WORK REQUEST:
Retype every entry below exactly as it stands.

*** Opening of EXERCISE INPUT ***

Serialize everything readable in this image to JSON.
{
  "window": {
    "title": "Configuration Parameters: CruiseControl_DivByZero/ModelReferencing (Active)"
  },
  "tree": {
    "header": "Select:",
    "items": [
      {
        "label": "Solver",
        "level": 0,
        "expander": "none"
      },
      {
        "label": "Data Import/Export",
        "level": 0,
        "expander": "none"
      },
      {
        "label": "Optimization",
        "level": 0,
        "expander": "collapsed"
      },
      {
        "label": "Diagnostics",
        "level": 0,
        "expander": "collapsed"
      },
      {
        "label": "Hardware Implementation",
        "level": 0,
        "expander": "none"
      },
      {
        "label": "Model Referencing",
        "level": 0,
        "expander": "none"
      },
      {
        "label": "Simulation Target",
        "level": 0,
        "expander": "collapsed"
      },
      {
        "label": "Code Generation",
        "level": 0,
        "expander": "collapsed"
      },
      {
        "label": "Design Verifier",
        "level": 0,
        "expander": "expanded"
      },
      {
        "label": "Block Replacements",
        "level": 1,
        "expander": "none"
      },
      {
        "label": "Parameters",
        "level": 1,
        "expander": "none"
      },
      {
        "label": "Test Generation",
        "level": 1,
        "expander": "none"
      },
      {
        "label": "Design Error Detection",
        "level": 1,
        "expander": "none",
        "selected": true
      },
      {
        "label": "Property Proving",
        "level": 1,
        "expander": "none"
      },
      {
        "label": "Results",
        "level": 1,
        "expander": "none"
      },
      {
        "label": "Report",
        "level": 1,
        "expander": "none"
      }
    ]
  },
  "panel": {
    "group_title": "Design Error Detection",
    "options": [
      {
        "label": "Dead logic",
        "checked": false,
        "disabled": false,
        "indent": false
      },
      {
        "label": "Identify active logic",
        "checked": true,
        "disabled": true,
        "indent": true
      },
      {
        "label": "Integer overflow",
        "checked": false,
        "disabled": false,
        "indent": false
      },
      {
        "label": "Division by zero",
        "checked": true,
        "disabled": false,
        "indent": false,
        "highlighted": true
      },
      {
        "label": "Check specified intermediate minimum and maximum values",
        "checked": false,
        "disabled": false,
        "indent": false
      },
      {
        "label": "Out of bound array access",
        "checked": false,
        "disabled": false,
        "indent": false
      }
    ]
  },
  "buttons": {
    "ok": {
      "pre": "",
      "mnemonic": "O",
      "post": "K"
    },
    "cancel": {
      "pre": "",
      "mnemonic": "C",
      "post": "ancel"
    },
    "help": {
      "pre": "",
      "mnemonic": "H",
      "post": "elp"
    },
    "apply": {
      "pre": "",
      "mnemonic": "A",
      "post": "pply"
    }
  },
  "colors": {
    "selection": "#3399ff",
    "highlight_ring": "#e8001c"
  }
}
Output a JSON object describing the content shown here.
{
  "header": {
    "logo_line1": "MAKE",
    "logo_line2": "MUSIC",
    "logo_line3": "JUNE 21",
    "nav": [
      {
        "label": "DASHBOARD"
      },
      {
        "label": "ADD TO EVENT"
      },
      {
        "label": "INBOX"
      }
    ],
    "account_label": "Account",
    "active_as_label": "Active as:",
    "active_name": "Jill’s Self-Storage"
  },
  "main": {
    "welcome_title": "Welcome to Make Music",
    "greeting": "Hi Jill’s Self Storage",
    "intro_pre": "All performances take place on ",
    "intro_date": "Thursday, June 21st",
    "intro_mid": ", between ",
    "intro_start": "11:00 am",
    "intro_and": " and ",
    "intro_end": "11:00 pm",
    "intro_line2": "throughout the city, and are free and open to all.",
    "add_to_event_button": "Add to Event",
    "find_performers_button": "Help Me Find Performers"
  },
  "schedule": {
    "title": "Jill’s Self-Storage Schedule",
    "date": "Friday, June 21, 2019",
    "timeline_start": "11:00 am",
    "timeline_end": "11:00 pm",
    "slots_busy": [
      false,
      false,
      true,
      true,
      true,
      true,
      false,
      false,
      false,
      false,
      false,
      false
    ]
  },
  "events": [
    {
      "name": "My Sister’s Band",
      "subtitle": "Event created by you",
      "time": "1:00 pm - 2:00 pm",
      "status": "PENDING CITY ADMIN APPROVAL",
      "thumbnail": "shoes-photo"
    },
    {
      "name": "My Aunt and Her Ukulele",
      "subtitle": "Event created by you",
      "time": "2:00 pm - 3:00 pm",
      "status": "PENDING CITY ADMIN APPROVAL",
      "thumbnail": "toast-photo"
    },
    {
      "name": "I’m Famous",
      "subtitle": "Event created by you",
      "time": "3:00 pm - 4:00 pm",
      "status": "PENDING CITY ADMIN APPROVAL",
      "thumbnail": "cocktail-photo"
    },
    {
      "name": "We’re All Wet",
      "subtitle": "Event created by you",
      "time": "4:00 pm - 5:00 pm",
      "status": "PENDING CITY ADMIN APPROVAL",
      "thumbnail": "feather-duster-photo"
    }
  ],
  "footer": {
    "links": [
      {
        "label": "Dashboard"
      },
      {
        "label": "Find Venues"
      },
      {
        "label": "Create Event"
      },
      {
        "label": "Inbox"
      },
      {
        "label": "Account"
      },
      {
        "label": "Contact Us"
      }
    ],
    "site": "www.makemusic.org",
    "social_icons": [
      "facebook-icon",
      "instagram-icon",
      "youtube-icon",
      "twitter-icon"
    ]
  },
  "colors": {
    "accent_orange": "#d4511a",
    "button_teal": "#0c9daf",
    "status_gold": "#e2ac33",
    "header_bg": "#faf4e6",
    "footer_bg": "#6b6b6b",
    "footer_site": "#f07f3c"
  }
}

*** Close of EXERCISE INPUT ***

EXPECTED ANSWER:
Serialize everything readable in this image to JSON.
{
  "window": {
    "title": "Configuration Parameters: CruiseControl_DivByZero/ModelReferencing (Active)"
  },
  "tree": {
    "header": "Select:",
    "items": [
      {
        "label": "Solver",
        "level": 0,
        "expander": "none"
      },
      {
        "label": "Data Import/Export",
        "level": 0,
        "expander": "none"
      },
      {
        "label": "Optimization",
        "level": 0,
        "expander": "collapsed"
      },
      {
        "label": "Diagnostics",
        "level": 0,
        "expander": "collapsed"
      },
      {
        "label": "Hardware Implementation",
        "level": 0,
        "expander": "none"
      },
      {
        "label": "Model Referencing",
        "level": 0,
        "expander": "none"
      },
      {
        "label": "Simulation Target",
        "level": 0,
        "expander": "collapsed"
      },
      {
        "label": "Code Generation",
        "level": 0,
        "expander": "collapsed"
      },
      {
        "label": "Design Verifier",
        "level": 0,
        "expander": "expanded"
      },
      {
        "label": "Block Replacements",
        "level": 1,
        "expander": "none"
      },
      {
        "label": "Parameters",
        "level": 1,
        "expander": "none"
      },
      {
        "label": "Test Generation",
        "level": 1,
        "expander": "none"
      },
      {
        "label": "Design Error Detection",
        "level": 1,
        "expander": "none",
        "selected": true
      },
      {
        "label": "Property Proving",
        "level": 1,
        "expander": "none"
      },
      {
        "label": "Results",
        "level": 1,
        "expander": "none"
      },
      {
        "label": "Report",
        "level": 1,
        "expander": "none"
      }
    ]
  },
  "panel": {
    "group_title": "Design Error Detection",
    "options": [
      {
        "label": "Dead logic",
        "checked": false,
        "disabled": false,
        "indent": false
      },
      {
        "label": "Identify active logic",
        "checked": true,
        "disabled": true,
        "indent": true
      },
      {
        "label": "Integer overflow",
        "checked": false,
        "disabled": false,
        "indent": false
      },
      {
        "label": "Division by zero",
        "checked": true,
        "disabled": false,
        "indent": false,
        "highlighted": true
      },
      {
        "label": "Check specified intermediate minimum and maximum values",
        "checked": false,
        "disabled": false,
        "indent": false
      },
      {
        "label": "Out of bound array access",
        "checked": false,
        "disabled": false,
        "indent": false
      }
    ]
  },
  "buttons": {
    "ok": {
      "pre": "",
      "mnemonic": "O",
      "post": "K"
    },
    "cancel": {
      "pre": "",
      "mnemonic": "C",
      "post": "ancel"
    },
    "help": {
      "pre": "",
      "mnemonic": "H",
      "post": "elp"
    },
    "apply": {
      "pre": "",
      "mnemonic": "A",
      "post": "pply"
    }
  },
  "colors": {
    "selection": "#3399ff",
    "highlight_ring": "#e8001c"
  }
}
Output a JSON object describing the content shown here.
{
  "header": {
    "logo_line1": "MAKE",
    "logo_line2": "MUSIC",
    "logo_line3": "JUNE 21",
    "nav": [
      {
        "label": "DASHBOARD"
      },
      {
        "label": "ADD TO EVENT"
      },
      {
        "label": "INBOX"
      }
    ],
    "account_label": "Account",
    "active_as_label": "Active as:",
    "active_name": "Jill’s Self-Storage"
  },
  "main": {
    "welcome_title": "Welcome to Make Music",
    "greeting": "Hi Jill’s Self Storage",
    "intro_pre": "All performances take place on ",
    "intro_date": "Thursday, June 21st",
    "intro_mid": ", between ",
    "intro_start": "11:00 am",
    "intro_and": " and ",
    "intro_end": "11:00 pm",
    "intro_line2": "throughout the city, and are free and open to all.",
    "add_to_event_button": "Add to Event",
    "find_performers_button": "Help Me Find Performers"
  },
  "schedule": {
    "title": "Jill’s Self-Storage Schedule",
    "date": "Friday, June 21, 2019",
    "timeline_start": "11:00 am",
    "timeline_end": "11:00 pm",
    "slots_busy": [
      false,
      false,
      true,
      true,
      true,
      true,
      false,
      false,
      false,
      false,
      false,
      false
    ]
  },
  "events": [
    {
      "name": "My Sister’s Band",
      "subtitle": "Event created by you",
      "time": "1:00 pm - 2:00 pm",
      "status": "PENDING CITY ADMIN APPROVAL",
      "thumbnail": "shoes-photo"
    },
    {
      "name": "My Aunt and Her Ukulele",
      "subtitle": "Event created by you",
      "time": "2:00 pm - 3:00 pm",
      "status": "PENDING CITY ADMIN APPROVAL",
      "thumbnail": "toast-photo"
    },
    {
      "name": "I’m Famous",
      "subtitle": "Event created by you",
      "time": "3:00 pm - 4:00 pm",
      "status": "PENDING CITY ADMIN APPROVAL",
      "thumbnail": "cocktail-photo"
    },
    {
      "name": "We’re All Wet",
      "subtitle": "Event created by you",
      "time": "4:00 pm - 5:00 pm",
      "status": "PENDING CITY ADMIN APPROVAL",
      "thumbnail": "feather-duster-photo"
    }
  ],
  "footer": {
    "links": [
      {
        "label": "Dashboard"
      },
      {
        "label": "Find Venues"
      },
      {
        "label": "Create Event"
      },
      {
        "label": "Inbox"
      },
      {
        "label": "Account"
      },
      {
        "label": "Contact Us"
      }
    ],
    "site": "www.makemusic.org",
    "social_icons": [
      "facebook-icon",
      "instagram-icon",
      "youtube-icon",
      "twitter-icon"
    ]
  },
  "colors": {
    "accent_orange": "#d4511a",
    "button_teal": "#0c9daf",
    "status_gold": "#e2ac33",
    "header_bg": "#faf4e6",
    "footer_bg": "#6b6b6b",
    "footer_site": "#f07f3c"
  }
}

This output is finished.